## Exercise
Run through the data and copy out every line that mentions the word "title".

## Records for the task
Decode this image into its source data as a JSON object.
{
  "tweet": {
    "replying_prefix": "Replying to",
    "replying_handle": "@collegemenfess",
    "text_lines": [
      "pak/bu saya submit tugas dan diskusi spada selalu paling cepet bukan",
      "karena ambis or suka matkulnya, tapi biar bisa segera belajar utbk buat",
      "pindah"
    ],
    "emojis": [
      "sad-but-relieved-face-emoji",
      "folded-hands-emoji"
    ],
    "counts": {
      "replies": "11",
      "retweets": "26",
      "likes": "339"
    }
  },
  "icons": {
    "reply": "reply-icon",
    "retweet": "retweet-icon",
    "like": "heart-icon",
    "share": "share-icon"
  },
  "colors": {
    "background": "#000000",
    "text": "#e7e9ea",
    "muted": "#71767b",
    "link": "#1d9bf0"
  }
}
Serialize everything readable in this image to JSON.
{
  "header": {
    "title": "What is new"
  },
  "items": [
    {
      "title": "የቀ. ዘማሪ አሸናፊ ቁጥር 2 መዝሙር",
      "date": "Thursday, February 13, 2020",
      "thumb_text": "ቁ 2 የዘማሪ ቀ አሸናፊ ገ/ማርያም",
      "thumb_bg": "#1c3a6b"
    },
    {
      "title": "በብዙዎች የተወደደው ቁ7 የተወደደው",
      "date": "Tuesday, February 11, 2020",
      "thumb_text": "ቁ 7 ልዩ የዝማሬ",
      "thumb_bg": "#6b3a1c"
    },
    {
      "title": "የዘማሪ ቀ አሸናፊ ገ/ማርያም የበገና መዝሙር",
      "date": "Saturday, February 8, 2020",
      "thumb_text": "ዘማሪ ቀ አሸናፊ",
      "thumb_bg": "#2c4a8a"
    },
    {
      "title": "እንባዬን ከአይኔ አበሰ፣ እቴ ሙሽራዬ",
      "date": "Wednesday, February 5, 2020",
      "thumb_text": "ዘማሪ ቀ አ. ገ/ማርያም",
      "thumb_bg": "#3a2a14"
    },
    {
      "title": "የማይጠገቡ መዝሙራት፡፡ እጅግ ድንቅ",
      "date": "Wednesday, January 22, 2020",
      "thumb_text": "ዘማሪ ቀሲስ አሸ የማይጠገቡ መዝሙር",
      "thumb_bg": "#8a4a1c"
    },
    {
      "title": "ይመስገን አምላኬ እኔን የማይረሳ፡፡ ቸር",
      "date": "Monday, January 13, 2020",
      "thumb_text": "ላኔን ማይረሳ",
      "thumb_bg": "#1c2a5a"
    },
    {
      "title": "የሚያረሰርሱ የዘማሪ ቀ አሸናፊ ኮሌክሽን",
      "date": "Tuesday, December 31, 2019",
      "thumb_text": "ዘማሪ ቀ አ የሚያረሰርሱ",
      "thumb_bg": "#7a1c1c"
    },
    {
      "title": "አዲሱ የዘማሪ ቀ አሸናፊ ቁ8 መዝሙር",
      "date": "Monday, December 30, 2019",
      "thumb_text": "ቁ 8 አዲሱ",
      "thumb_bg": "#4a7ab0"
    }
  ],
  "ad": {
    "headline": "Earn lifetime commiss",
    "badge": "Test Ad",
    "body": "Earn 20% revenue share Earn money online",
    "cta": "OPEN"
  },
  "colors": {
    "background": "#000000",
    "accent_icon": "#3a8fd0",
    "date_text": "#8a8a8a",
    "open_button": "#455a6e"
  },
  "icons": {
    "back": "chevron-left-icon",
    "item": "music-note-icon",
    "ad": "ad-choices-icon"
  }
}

## Expected answer
    "title": "What is new"
      "title": "የቀ. ዘማሪ አሸናፊ ቁጥር 2 መዝሙር",
      "title": "በብዙዎች የተወደደው ቁ7 የተወደደው",
      "title": "የዘማሪ ቀ አሸናፊ ገ/ማርያም የበገና መዝሙር",
      "title": "እንባዬን ከአይኔ አበሰ፣ እቴ ሙሽራዬ",
      "title": "የማይጠገቡ መዝሙራት፡፡ እጅግ ድንቅ",
      "title": "ይመስገን አምላኬ እኔን የማይረሳ፡፡ ቸር",
      "title": "የሚያረሰርሱ የዘማሪ ቀ አሸናፊ ኮሌክሽን",
      "title": "አዲሱ የዘማሪ ቀ አሸናፊ ቁ8 መዝሙር",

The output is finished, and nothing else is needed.